I have lost nearly everything but I have gained my life back, I even got back to cycling.
I do not hate restaurants, I love them, restaurants made me very strong, very close to unbreakable, the restaurant industry has long been associated with glamour, creativity, and culinary mastery. However, behind the scenes, there lies a darker reality that often remains hidden from the public eye. This blog post aims to shed light on some of the challenges faced by chefs in the industry, including drug and alcohol abuse, strained relationships, low pay, and gruelling work hours. By understanding these issues, we can begin to address and support those who dedicate their lives to creating exceptional dining experiences. Hospitality is beautiful industry but chefs must receive respect they deserve, they can’t carry on working like maniacs, maximum 8 hours, five days per week, also weekends should be given off every two weeks, we need time for families! It is not maybe, it must change or we will completely lose new generation, they will just not want to become chefs, everyone need life after work, even chefs.
1. Drug and Alcohol Abuse: A Silent Epidemic

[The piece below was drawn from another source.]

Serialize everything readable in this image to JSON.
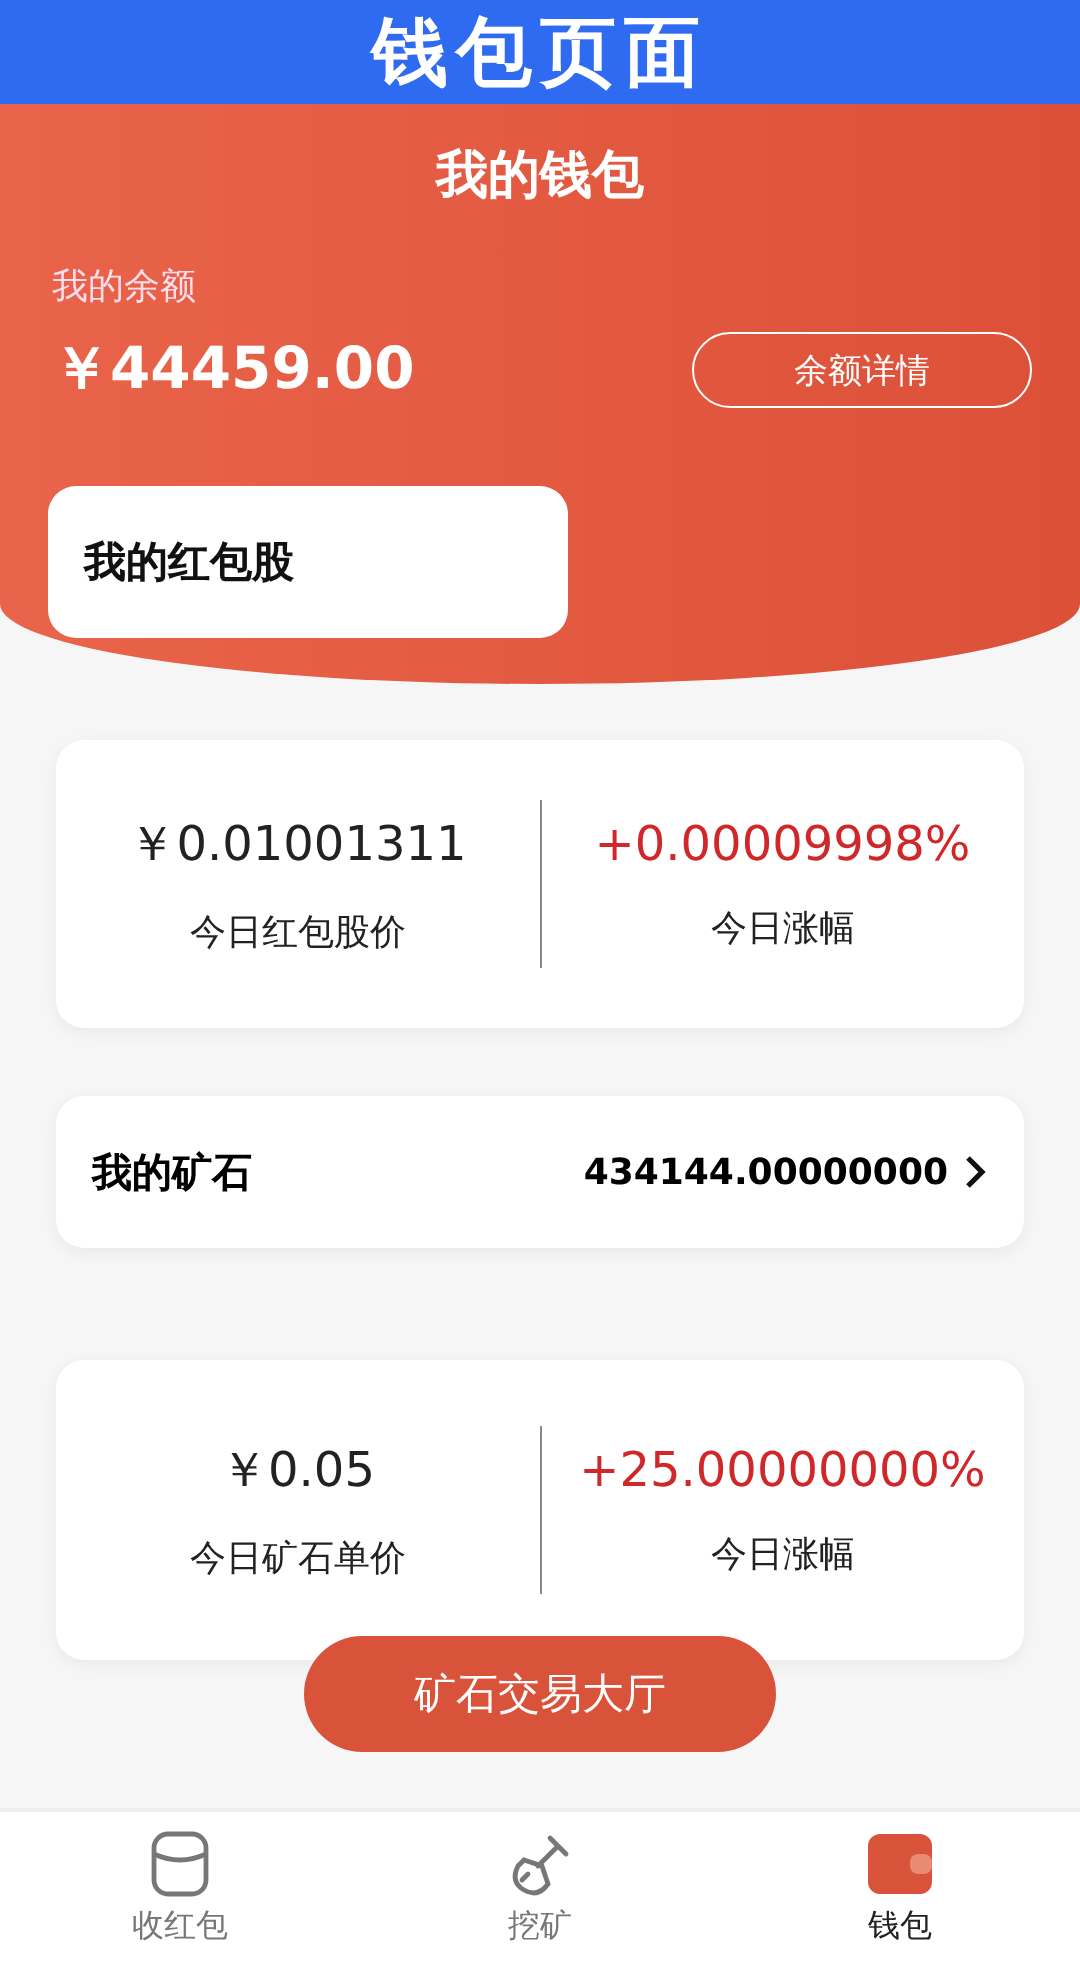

The demanding and high-pressure nature of the restaurant industry can take its toll on chefs, leading some to turn to drugs and alcohol as coping mechanisms. The culture of long hours, intense stress, and constant striving for perfection can create an environment that fosters addiction. It's crucial to recognize the signs, provide resources for support, and work towards cultivating a healthier work environment that prioritizes the well-being of chefs.

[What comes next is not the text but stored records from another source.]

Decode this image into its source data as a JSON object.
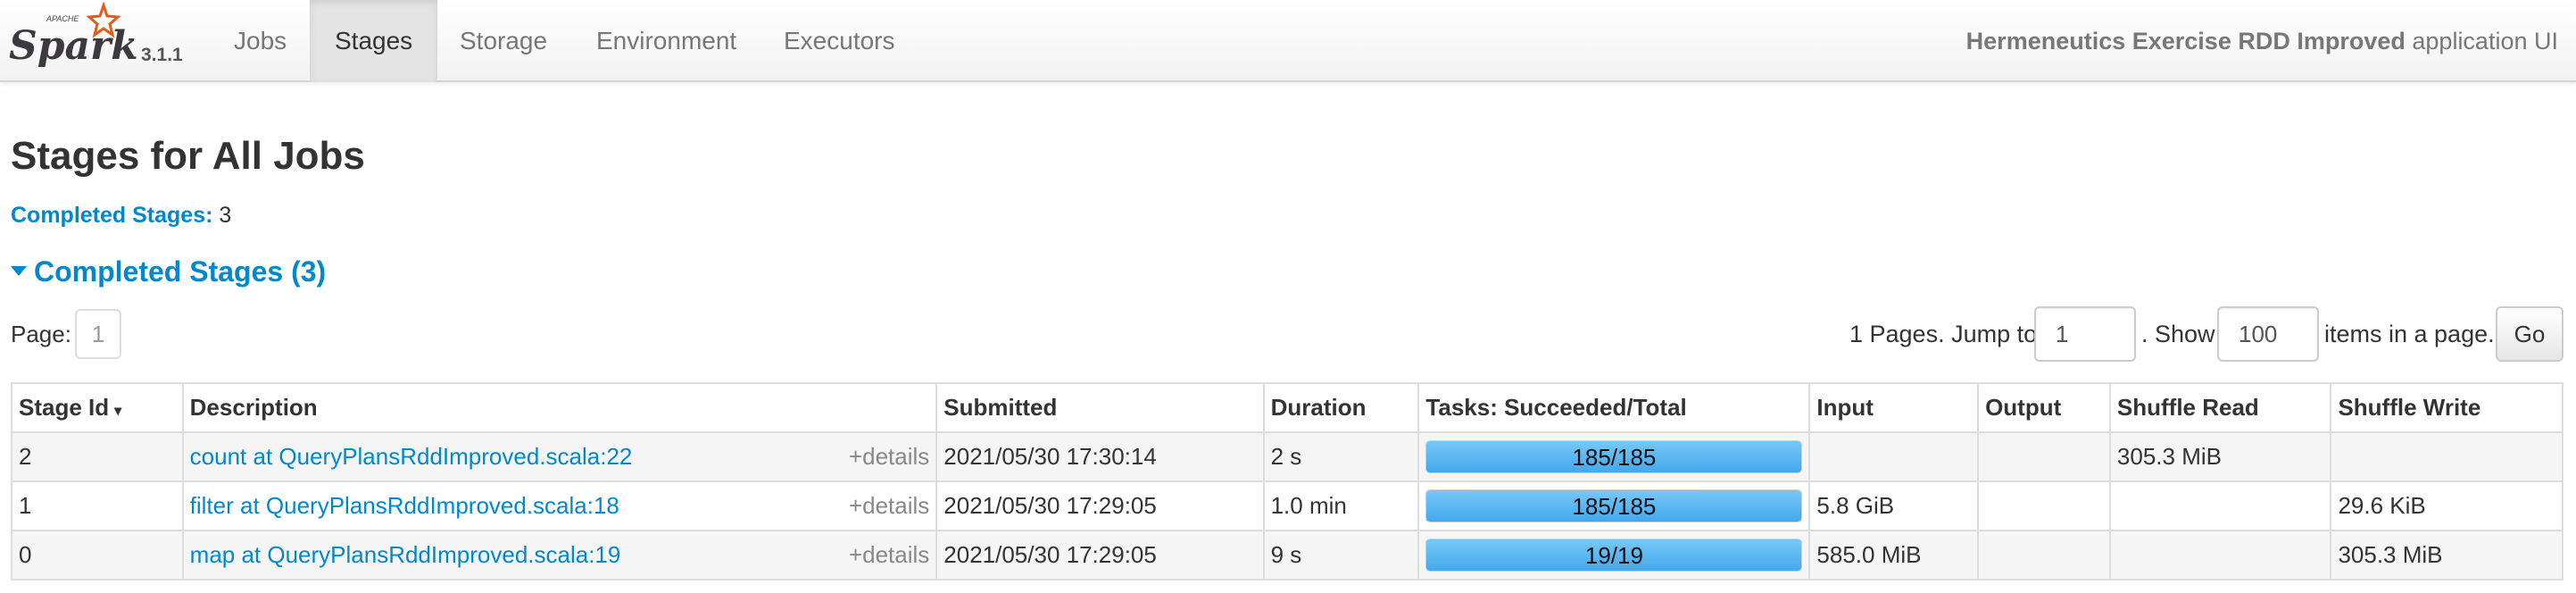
{
  "brand": {
    "logo_top_text": "APACHE",
    "logo_text": "Spark",
    "version": "3.1.1",
    "accent": "#0088cc",
    "logo_star": "#e25a1c"
  },
  "nav": {
    "tabs": [
      {
        "label": "Jobs"
      },
      {
        "label": "Stages",
        "active": true
      },
      {
        "label": "Storage"
      },
      {
        "label": "Environment"
      },
      {
        "label": "Executors"
      }
    ],
    "app_name": "Hermeneutics Exercise RDD Improved",
    "app_suffix": "application UI"
  },
  "page": {
    "title": "Stages for All Jobs",
    "summary_label": "Completed Stages:",
    "summary_value": "3",
    "section_title": "Completed Stages (3)"
  },
  "pager": {
    "page_label": "Page:",
    "page_number": "1",
    "pages_text": "1 Pages. Jump to",
    "jump_value": "1",
    "show_text": ". Show",
    "show_value": "100",
    "items_text": "items in a page.",
    "go_label": "Go"
  },
  "table": {
    "headers": [
      "Stage Id",
      "Description",
      "Submitted",
      "Duration",
      "Tasks: Succeeded/Total",
      "Input",
      "Output",
      "Shuffle Read",
      "Shuffle Write"
    ],
    "sort_indicator": "▾",
    "details_label": "+details",
    "rows": [
      {
        "stage_id": "2",
        "description": "count at QueryPlansRddImproved.scala:22",
        "submitted": "2021/05/30 17:30:14",
        "duration": "2 s",
        "tasks": "185/185",
        "tasks_fraction": 1.0,
        "input": "",
        "output": "",
        "shuffle_read": "305.3 MiB",
        "shuffle_write": ""
      },
      {
        "stage_id": "1",
        "description": "filter at QueryPlansRddImproved.scala:18",
        "submitted": "2021/05/30 17:29:05",
        "duration": "1.0 min",
        "tasks": "185/185",
        "tasks_fraction": 1.0,
        "input": "5.8 GiB",
        "output": "",
        "shuffle_read": "",
        "shuffle_write": "29.6 KiB"
      },
      {
        "stage_id": "0",
        "description": "map at QueryPlansRddImproved.scala:19",
        "submitted": "2021/05/30 17:29:05",
        "duration": "9 s",
        "tasks": "19/19",
        "tasks_fraction": 1.0,
        "input": "585.0 MiB",
        "output": "",
        "shuffle_read": "",
        "shuffle_write": "305.3 MiB"
      }
    ]
  }
}
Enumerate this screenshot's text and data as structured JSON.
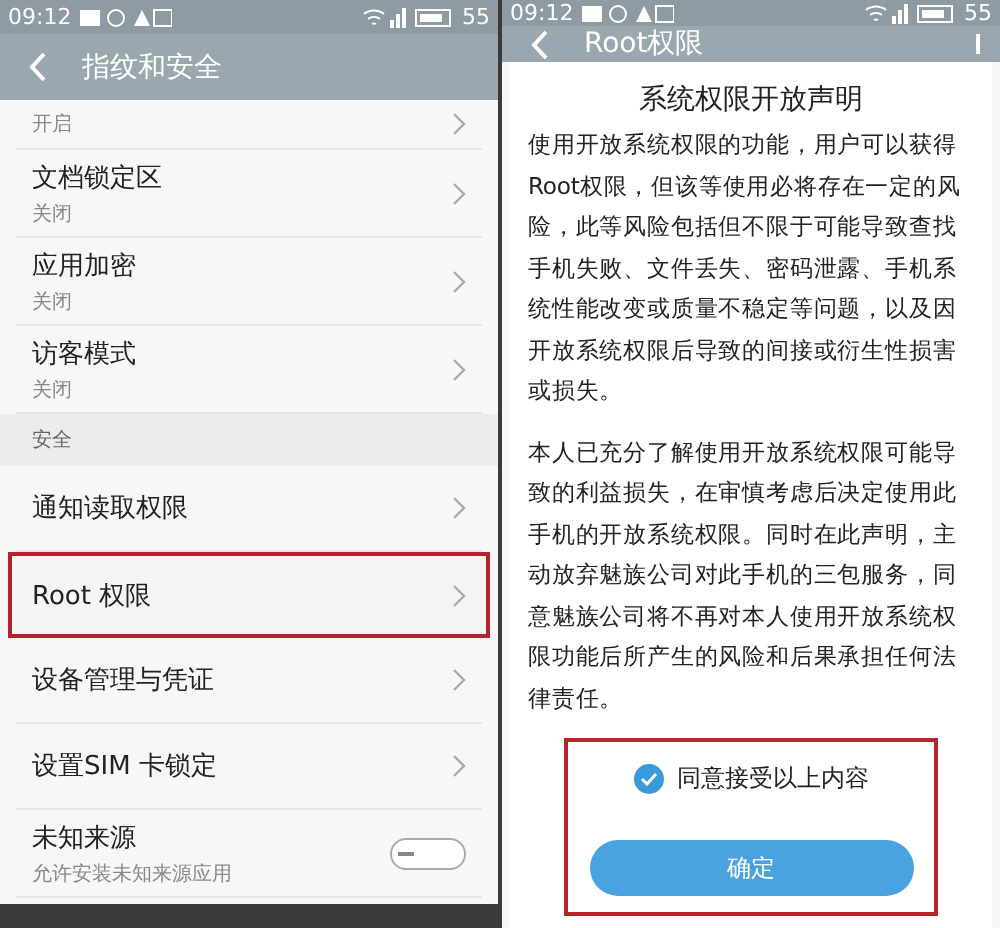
{
  "left": {
    "status_bar": {
      "time": "09:12",
      "battery": "55"
    },
    "header": {
      "title": "指纹和安全"
    },
    "items": [
      {
        "kind": "nav",
        "subtitle": "开启",
        "highlighted": false
      },
      {
        "kind": "nav",
        "title": "文档锁定区",
        "subtitle": "关闭",
        "highlighted": false
      },
      {
        "kind": "nav",
        "title": "应用加密",
        "subtitle": "关闭",
        "highlighted": false
      },
      {
        "kind": "nav",
        "title": "访客模式",
        "subtitle": "关闭",
        "highlighted": false
      },
      {
        "kind": "section",
        "title": "安全"
      },
      {
        "kind": "nav",
        "title": "通知读取权限",
        "highlighted": false
      },
      {
        "kind": "nav",
        "title": "Root 权限",
        "highlighted": true
      },
      {
        "kind": "nav",
        "title": "设备管理与凭证",
        "highlighted": false
      },
      {
        "kind": "nav",
        "title": "设置SIM 卡锁定",
        "highlighted": false
      },
      {
        "kind": "toggle",
        "title": "未知来源",
        "subtitle": "允许安装未知来源应用",
        "on": false,
        "highlighted": false
      }
    ]
  },
  "right": {
    "status_bar": {
      "time": "09:12",
      "battery": "55"
    },
    "header": {
      "title": "Root权限"
    },
    "dialog": {
      "title": "系统权限开放声明",
      "paragraphs": [
        "使用开放系统权限的功能，用户可以获得Root权限，但该等使用必将存在一定的风险，此等风险包括但不限于可能导致查找手机失败、文件丢失、密码泄露、手机系统性能改变或质量不稳定等问题，以及因开放系统权限后导致的间接或衍生性损害或损失。",
        "本人已充分了解使用开放系统权限可能导致的利益损失，在审慎考虑后决定使用此手机的开放系统权限。同时在此声明，主动放弃魅族公司对此手机的三包服务，同意魅族公司将不再对本人使用开放系统权限功能后所产生的风险和后果承担任何法律责任。"
      ],
      "agree": {
        "label": "同意接受以上内容",
        "checked": true
      },
      "confirm": "确定",
      "highlighted": true
    }
  }
}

2. The Toll on Mental Health and Relationships
The relentless pursuit of culinary excellence often comes at a significant personal cost. The long and irregular work hours can strain relationships and lead to isolation. Chefs may find it challenging to maintain a work-life balance, resulting in lost connections with their families, partners, and friends. The toll on mental health can be profound, and it is essential to create spaces that prioritize mental well-being, promote work-life harmony, and offer support networks for chefs.

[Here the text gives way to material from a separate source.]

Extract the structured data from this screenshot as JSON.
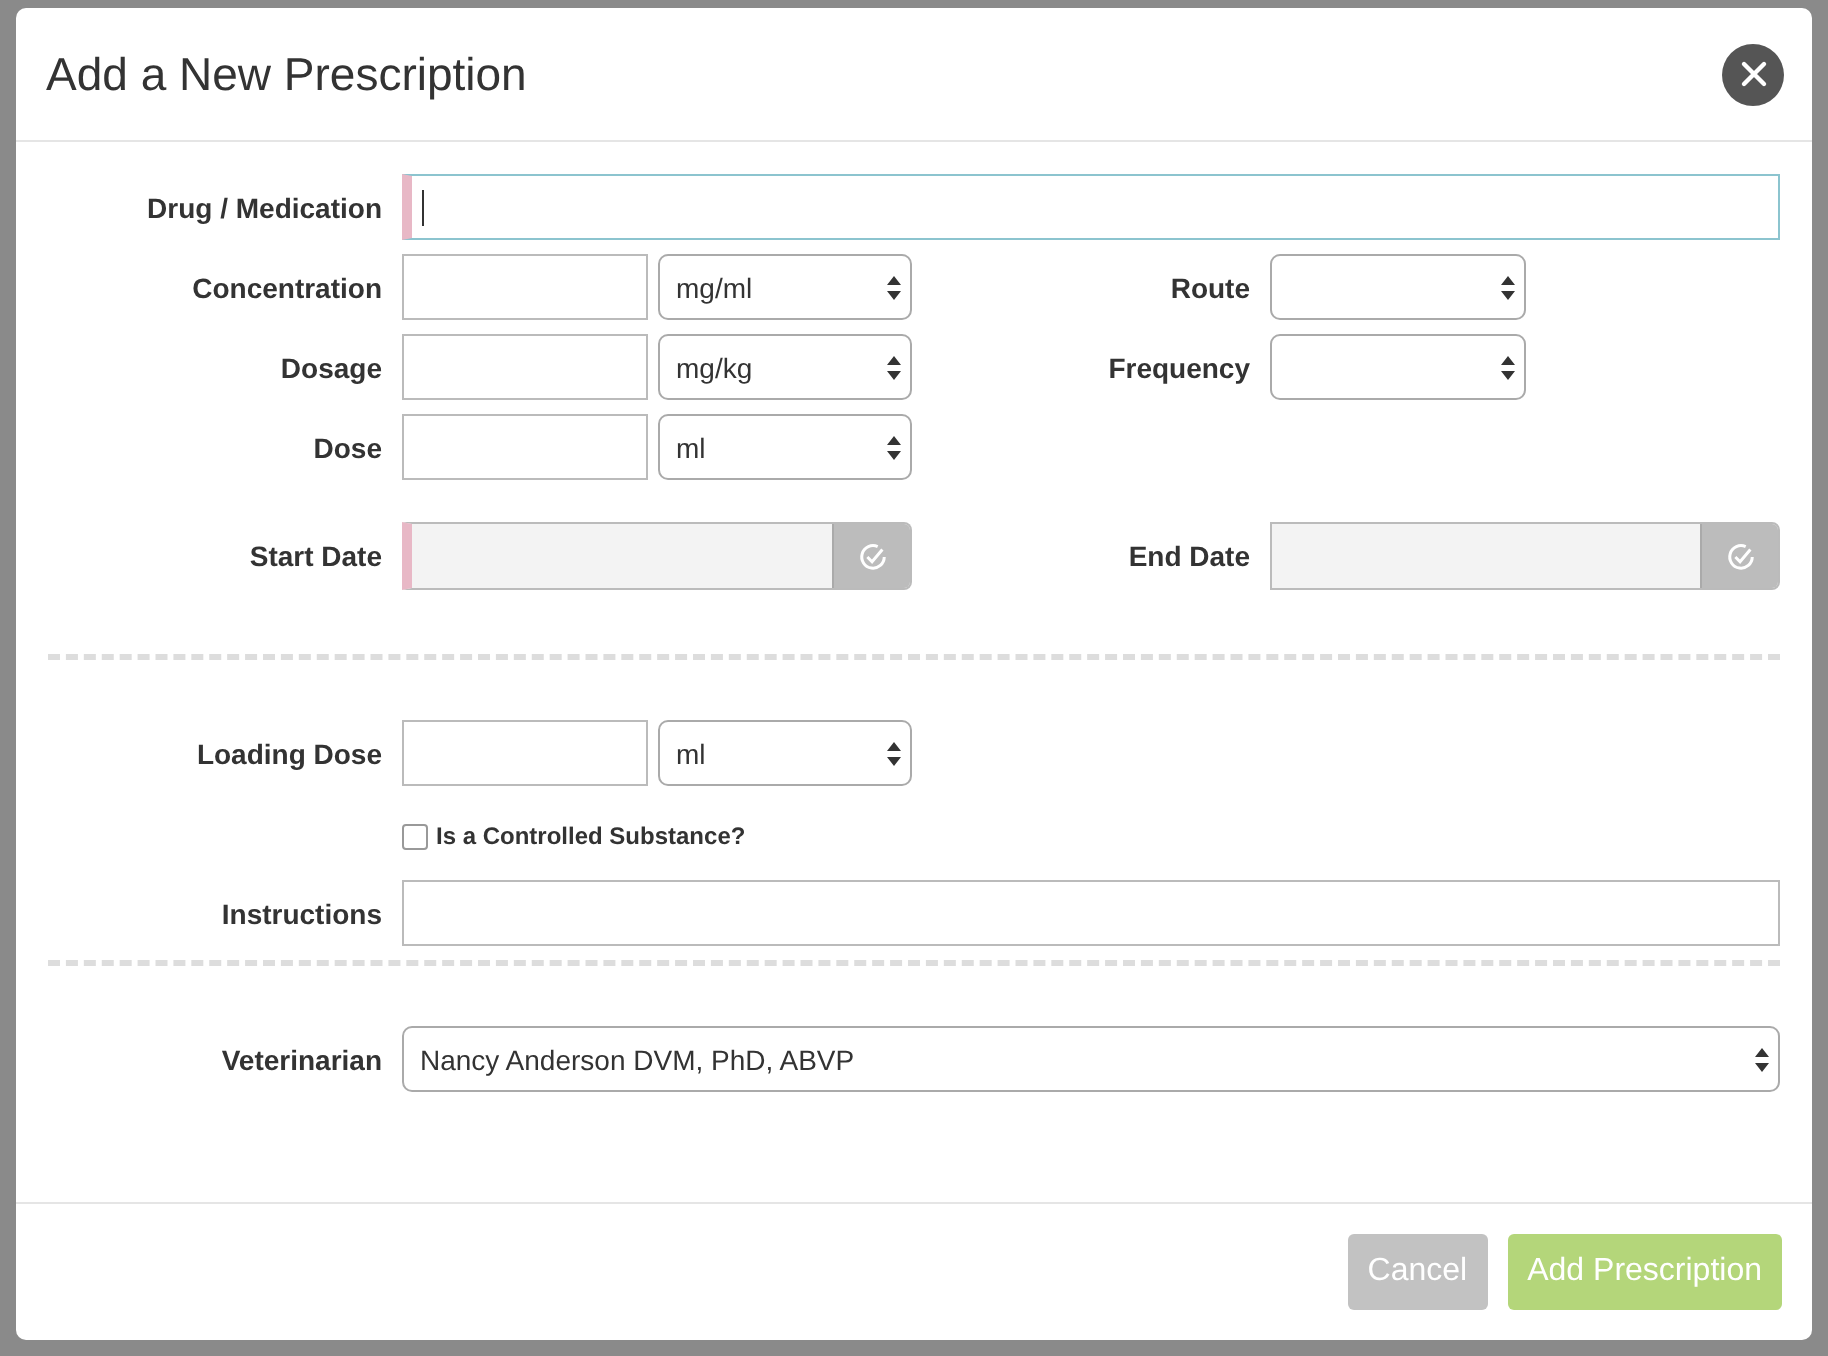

3. Low Pay and the Wage Gap
Despite the passion and dedication chefs bring to their craft, many face low wages and minimal benefits. This discrepancy often arises from the industry's reliance on unpaid internships, entry-level positions, and a lack of standardized pay scales. Such conditions not only undermine the financial stability of chefs but also perpetuate inequalities and limit the industry's ability to attract and retain talented individuals. Advocating for fair compensation and employment practices is vital for building a sustainable and thriving restaurant industry.
4. The Grind: Endless Hours and Physical Demands
Chefs are notorious for their gruelling work schedules, often working 60 to 80 hours a week. This constant grind can lead to physical exhaustion, burnout, and an increased risk of workplace accidents. The industry must recognise the importance of work-life balance, implement reasonable hours, and promote the well-being of its workers. Prioritising rest, breaks, and time off not only benefits chefs but also enhances their creativity and overall performance in the kitchen.
The restaurant industry, with its rich tapestry of flavours and culinary experiences, is not without its darker side. Chefs face immense pressures that can contribute to drug and alcohol abuse, strained relationships, low wages, and exhausting work hours. By acknowledging these issues, we can begin to reshape the industry, fostering a healthier and more sustainable environment for chefs to thrive in.
Creating support systems, providing resources for mental health and addiction recovery, advocating for fair wages, and promoting work-life balance are crucial steps toward improving the lives of chefs. Together, we can ensure that the restaurant industry becomes a place where culinary talents can flourish, not at the expense of their well-being but in harmony with it.
Would I change any of my decisions ? NO! Restaurants made me man who I am now, but we live in different world and behaviour I have experienced, can not be tolerated now and in nearest future.